The prevalence of pinguecula was 27.8% (n = 65) in the CL group and 26.5% (n = 61) in the control group. There was no significant difference between the groups (P = 0.84). The prevalence of pinguecula increased with age in both groups. There was no significant difference in the prevalence of pinguecula when users were divided into three groups according to the duration of CL wear (P = 0.58). The TBUT scores were lower, and the OSDI scores were higher, in the CL group. The TBUT scores were lower in patients who had pinguecula in both groups. The OSDI scores were higher in the CL group. There was no significant difference regarding the OSDI scores between patients who had pinguecula and healthy participants in the CL group; however, OSDI scores were significantly higher in patients who had pinguecula in the control group. There were no significant differences in the ST scores between the groups or between patients who had pinguecula and healthy participants.

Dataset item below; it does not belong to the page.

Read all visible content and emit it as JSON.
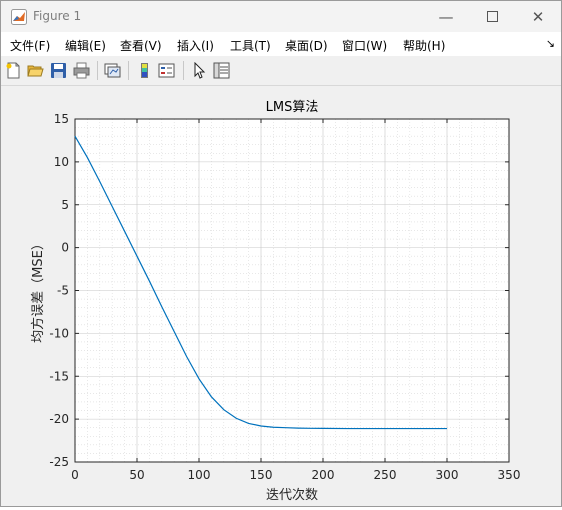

This is the second study that evaluates the effects of soft CL wear on pinguecula prevalence. The researchers determined that CL wear does not affect the prevalence of pinguecula. Considering the OSDI scores of patients who had pinguecula in the CL group, CL wear may suppress the irritant symptoms of pinguecula.
Dundar H, Kocasarac C. Relationship Between Contact Lens and Pinguecula. Eye Contact Lens. 2019 Feb 12. [Epub ahead of print]